**Work order**
Search the data for the word "maker" and copy each line that has it.

(Component data from apps and pages)
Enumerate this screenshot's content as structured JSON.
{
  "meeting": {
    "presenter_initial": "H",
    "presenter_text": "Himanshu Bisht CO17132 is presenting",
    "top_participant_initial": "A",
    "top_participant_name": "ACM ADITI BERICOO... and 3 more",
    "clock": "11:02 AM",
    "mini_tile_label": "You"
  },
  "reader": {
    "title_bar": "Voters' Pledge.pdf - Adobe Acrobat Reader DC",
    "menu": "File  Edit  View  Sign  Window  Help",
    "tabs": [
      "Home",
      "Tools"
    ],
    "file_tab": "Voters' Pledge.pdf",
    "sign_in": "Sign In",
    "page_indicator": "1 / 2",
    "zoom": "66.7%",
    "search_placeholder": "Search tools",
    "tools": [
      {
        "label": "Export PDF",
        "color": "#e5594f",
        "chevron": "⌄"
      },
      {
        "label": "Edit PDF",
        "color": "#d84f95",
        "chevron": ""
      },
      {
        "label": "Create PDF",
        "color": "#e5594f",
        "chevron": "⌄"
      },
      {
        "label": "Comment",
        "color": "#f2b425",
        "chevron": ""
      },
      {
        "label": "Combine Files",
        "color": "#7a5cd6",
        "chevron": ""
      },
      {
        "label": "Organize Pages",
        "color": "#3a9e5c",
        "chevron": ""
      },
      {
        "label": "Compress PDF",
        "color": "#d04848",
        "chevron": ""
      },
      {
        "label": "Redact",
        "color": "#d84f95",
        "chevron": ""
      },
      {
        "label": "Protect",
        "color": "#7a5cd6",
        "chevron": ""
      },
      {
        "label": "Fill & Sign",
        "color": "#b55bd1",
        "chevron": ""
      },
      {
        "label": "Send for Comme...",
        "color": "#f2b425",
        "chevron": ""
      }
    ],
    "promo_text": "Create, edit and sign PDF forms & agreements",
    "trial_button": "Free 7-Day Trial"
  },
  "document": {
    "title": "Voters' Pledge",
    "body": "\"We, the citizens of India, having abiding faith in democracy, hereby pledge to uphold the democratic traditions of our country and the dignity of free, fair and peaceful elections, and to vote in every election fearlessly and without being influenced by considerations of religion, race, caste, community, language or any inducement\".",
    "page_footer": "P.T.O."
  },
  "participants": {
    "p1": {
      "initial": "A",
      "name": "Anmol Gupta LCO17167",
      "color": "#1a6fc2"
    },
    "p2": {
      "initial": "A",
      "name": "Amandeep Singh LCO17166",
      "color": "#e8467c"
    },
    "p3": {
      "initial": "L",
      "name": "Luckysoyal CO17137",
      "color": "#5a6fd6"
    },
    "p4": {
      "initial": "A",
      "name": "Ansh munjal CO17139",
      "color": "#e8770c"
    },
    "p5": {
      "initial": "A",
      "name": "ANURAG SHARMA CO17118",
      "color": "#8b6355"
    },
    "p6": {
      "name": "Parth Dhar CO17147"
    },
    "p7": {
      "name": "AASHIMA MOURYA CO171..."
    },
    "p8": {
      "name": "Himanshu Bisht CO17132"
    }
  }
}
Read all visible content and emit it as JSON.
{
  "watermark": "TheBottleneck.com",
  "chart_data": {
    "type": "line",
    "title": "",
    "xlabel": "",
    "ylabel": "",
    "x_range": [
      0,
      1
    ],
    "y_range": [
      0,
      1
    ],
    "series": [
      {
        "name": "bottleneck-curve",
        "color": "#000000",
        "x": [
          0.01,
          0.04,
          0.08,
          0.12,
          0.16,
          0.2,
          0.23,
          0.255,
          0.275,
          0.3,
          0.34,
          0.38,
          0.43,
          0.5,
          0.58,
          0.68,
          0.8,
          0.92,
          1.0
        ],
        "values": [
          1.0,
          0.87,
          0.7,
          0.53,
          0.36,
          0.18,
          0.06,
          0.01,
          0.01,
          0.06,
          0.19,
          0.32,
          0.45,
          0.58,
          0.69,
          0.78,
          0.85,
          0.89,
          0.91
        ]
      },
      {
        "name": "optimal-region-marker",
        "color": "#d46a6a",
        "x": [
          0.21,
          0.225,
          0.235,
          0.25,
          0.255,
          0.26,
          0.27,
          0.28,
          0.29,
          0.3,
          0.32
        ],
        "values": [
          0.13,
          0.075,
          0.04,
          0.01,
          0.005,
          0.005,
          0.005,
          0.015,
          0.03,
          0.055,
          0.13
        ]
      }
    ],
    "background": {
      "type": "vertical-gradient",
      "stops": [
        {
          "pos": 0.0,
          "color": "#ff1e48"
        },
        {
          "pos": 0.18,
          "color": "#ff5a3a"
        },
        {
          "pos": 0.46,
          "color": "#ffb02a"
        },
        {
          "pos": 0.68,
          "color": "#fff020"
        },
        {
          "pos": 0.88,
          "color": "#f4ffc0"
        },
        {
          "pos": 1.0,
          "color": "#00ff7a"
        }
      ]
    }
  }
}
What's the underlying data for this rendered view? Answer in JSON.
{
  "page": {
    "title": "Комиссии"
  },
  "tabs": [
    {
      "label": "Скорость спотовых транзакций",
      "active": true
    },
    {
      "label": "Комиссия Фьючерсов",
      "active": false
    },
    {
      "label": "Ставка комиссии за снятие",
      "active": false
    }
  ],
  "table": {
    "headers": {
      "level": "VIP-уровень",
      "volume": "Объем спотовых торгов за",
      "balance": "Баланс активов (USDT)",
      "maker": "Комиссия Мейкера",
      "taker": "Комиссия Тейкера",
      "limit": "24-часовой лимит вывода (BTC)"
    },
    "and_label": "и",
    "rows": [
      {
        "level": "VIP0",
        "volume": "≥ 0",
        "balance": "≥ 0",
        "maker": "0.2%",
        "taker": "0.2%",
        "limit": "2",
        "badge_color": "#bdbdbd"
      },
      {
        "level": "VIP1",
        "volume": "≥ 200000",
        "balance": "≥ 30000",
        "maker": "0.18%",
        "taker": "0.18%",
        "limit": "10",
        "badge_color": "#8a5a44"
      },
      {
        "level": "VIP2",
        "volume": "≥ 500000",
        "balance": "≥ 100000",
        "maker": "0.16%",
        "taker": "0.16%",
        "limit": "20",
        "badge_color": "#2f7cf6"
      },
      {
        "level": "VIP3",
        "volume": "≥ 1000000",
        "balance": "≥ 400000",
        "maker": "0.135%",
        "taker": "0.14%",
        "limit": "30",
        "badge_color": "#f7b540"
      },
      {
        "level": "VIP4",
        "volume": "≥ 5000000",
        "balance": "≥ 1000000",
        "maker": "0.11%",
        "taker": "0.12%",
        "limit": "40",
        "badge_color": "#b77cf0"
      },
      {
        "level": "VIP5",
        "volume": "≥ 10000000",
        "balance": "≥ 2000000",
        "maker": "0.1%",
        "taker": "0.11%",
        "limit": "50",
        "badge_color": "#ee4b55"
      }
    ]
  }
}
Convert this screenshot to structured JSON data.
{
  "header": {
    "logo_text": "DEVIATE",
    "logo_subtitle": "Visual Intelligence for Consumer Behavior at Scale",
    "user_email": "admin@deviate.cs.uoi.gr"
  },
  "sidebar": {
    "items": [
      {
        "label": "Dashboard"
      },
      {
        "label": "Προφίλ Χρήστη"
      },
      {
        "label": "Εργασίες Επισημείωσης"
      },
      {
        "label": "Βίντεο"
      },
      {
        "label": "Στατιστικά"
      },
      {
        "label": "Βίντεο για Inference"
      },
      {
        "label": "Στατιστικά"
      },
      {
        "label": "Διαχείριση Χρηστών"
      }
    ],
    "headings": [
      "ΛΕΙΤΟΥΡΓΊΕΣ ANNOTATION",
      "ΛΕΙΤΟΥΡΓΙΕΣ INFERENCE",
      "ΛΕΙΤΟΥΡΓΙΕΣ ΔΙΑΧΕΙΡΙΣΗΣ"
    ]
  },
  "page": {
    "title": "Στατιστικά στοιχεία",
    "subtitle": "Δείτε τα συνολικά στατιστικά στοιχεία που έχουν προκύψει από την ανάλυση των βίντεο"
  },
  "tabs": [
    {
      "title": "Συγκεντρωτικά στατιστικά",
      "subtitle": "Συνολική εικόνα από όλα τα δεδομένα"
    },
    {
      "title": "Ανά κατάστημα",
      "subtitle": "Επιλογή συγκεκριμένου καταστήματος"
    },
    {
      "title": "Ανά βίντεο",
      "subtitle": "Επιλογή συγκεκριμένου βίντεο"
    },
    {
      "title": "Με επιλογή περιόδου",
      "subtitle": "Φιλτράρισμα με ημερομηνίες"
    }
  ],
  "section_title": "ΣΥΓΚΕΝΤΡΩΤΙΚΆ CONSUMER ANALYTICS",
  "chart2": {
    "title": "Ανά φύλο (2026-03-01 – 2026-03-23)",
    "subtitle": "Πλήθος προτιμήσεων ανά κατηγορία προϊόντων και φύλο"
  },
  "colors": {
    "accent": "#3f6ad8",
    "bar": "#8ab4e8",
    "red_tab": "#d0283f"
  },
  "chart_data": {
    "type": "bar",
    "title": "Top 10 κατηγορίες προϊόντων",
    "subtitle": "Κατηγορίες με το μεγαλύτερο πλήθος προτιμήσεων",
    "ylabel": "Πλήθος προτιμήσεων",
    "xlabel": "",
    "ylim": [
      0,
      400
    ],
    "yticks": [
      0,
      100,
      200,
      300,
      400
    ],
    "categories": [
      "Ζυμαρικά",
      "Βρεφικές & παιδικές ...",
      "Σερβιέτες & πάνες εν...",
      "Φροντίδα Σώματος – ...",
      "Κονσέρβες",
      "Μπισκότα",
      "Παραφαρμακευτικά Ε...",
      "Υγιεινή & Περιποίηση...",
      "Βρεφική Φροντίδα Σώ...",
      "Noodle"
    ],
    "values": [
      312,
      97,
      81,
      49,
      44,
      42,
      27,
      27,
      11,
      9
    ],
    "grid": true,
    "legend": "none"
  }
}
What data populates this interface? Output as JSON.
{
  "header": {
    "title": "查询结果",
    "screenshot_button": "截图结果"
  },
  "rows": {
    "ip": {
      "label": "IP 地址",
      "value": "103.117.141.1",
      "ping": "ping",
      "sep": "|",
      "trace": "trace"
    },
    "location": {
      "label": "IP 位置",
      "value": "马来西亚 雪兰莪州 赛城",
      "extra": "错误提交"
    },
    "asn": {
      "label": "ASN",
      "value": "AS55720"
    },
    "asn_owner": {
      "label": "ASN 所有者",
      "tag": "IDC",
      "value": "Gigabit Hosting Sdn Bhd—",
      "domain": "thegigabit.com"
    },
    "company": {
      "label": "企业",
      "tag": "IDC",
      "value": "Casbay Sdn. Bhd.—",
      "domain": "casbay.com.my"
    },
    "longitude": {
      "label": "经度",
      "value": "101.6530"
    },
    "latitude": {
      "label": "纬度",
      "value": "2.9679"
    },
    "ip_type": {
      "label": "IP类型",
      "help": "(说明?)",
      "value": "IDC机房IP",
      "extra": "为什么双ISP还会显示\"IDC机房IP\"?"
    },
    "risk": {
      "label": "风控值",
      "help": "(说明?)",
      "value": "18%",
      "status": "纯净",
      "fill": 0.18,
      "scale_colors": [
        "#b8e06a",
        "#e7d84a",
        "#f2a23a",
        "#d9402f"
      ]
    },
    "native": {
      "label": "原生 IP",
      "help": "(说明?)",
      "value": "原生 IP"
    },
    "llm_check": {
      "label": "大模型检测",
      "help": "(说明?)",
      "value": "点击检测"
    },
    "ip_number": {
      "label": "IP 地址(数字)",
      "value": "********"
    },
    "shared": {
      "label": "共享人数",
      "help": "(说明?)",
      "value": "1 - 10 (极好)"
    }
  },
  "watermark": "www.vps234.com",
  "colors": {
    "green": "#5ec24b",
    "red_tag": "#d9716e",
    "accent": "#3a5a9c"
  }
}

**Output**
      "maker": "Комиссия Мейкера",
        "maker": "0.2%",
        "maker": "0.18%",
        "maker": "0.16%",
        "maker": "0.135%",
        "maker": "0.11%",
        "maker": "0.1%",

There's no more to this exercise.